1993 - Lakewood Balmoral

1993 Fall Tour of Homes
Lakewood Balmoral
September 19, 1993

Welcome to the Fifth Annual Edgewater Historical Society Home Tour

Editor’s note: To respect the privacy of the homeowners while making the historical information available for research, most names and street addresses have been removed from the online version of the “tour booklet.” The original printed booklets are all available at the Edgewater Historical Society Museum.

Images and text for this online “tour booklet” were copied from the printed booklet. Copyright © 1993 Edgewater Historical Society.

For individual home descriptions, select an address at the left.

Lakewood Balmoral

Edgewater was founded in 1885 when John Lewis Cochran, a tobacco salesman from Philadelphia, purchased 200 acres of land along the shores of Lake Michigan just north of the booming city of Chicago. He planned to create a suburb and took steps to showcase the area by advertising new home construction, streets, trees, sidewalks, a power plant and transportation. All of this was done over a period of 35 years.

Today our tour focuses on Cochran’s third addition to Edgewater, which was filed on November 15, 1890. 54 acres were subdivided into 768 lots. The 16 block area was bound by North 59th Street (Foster) on the south, Evanston Avenue (Broadway) on the east, Southport (Glenwood) on the west, and Bryn Mawr on the north. (Most other street names remain unchanged from that time, except for Catalpa, which was then called Claremont.)

Among the benefits of a home in Edgewater, Cochran offered large lots, stone sidewalks, sewers and macadam streets. Other amenities included ash trees along the parkways and services such as street cleaning and tree trimming. The Edgewater Light and Coal Company supplied electric power (a modern convenience in 1890) to all homes. When Edgewater became a part of the city of Chicago in 1889, the city was not able to provide all the services to the newly incorporated areas. Cochran continued these services to his subdivisions well into the 20th century.

In 1892, Cochran incorporated a transportation company with electric trolleys which connected the Edgewater community to Diversey Avenue, at which point one could changed to a streetcar bound for downtown Chicago. Around this time, Cochran also worked with the Chicago, Milwaukee and St. Paul railroad, a ground level steam train, to open stations at Bryn Mawr, Berwyn and Grand (Granville). Later, in 1893, he became involved in the organization of the Northwestern Elevated railroad, which eventually replaced the ground level trains with the “L” when the link from Wilson to Howard was completed in the early part of this century.
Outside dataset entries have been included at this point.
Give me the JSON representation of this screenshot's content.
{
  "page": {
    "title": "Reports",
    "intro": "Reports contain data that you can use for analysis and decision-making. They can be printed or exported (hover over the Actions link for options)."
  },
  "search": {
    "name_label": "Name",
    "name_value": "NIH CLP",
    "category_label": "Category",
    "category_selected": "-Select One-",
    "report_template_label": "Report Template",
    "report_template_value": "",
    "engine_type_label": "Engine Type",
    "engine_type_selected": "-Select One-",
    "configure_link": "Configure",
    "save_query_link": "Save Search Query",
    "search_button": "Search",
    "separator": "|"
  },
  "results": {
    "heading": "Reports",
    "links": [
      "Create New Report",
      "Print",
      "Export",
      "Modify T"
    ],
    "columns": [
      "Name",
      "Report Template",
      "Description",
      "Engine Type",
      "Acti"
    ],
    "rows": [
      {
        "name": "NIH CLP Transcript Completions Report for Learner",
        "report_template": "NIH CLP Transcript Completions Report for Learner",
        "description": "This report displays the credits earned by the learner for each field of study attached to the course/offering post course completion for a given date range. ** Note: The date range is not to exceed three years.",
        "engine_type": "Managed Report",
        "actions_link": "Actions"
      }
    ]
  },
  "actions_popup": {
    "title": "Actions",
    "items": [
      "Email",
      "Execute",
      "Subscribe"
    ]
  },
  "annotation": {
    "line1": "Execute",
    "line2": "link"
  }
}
Cochran advertised his subdivisions heavily in Chicago’s newspapers. Besides attracting business people and company executives, Cochran’s plan also drew the interest of many architects. Initially, in the first platted area of Edgewater (Foster to Bryn Mawr and Sheridan to Broadway), Cochran’s architect was Joseph Lyman Silsbee. Silsbee was known for the Shingle style and, although no examples of his work still exist in Edgewater, some photos are available. Frank Lloyd Wright worked under Silsbee for a brief period prior to 1890. Other architects working in Edgewater included George B. Mayer, Harvey Page and Co., H.J. Gaul, Holabird and Roche, Neils Buck, Le Stanhope, H.L. Newhouse, Julius Huber and Myron Church.
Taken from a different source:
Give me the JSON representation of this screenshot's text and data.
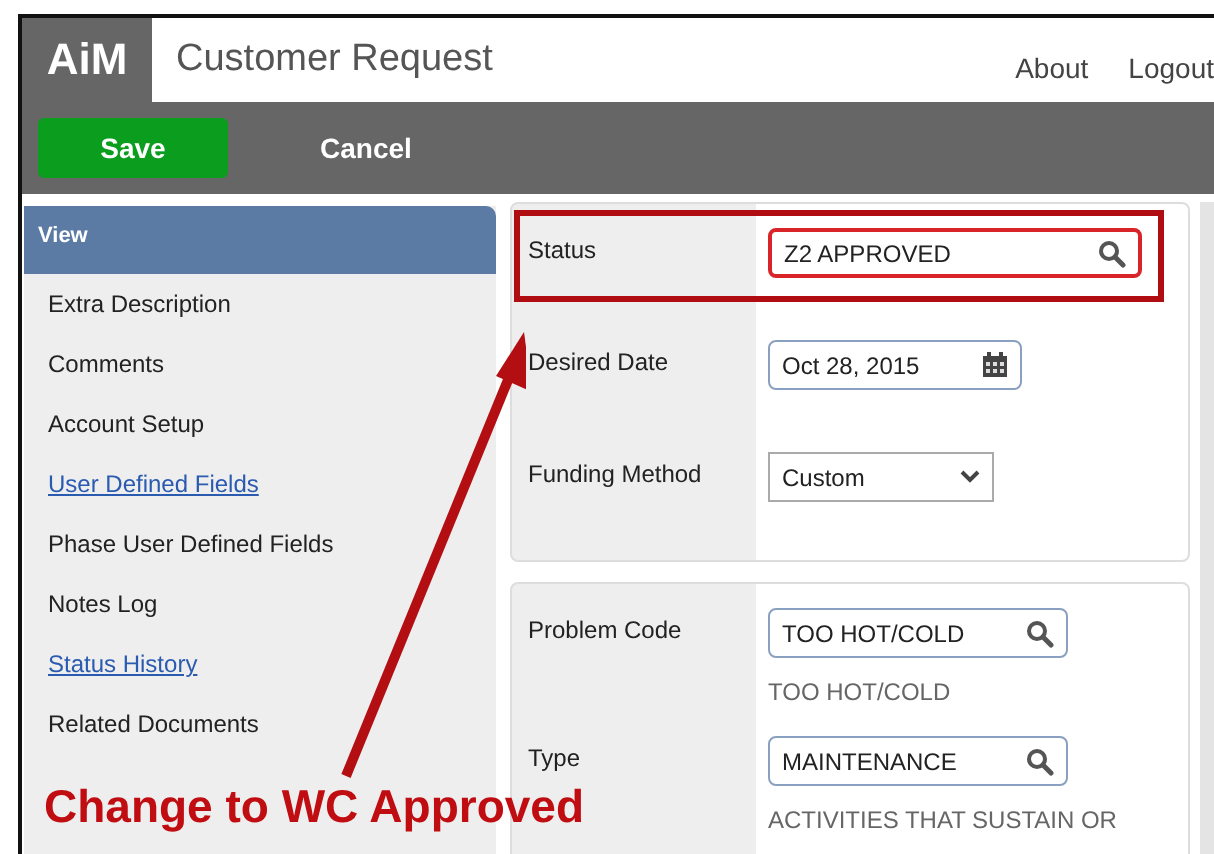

Most of the homes on the tour today, were built before 1900 and were among the first homes in the Lakewood Balmoral area. One of the homes, at 5453, has been designated as an historic landmark by the Chicago Landmark Commission. The homes on the tour are of wood construction and eclectic style with Classical, Queen Anne and Shingle detailing. They exhibit the last of an era before the strong influence of the Arts and Crafts Movement and the Prairie Style.

In recent years, the owners of the homes on this tour and many others in the Edgewater community, have made an effort to restore their homes to their original beauty. The quality of craftsmanship, the attention to detail and the architect’s original vision, are evident in these restorations.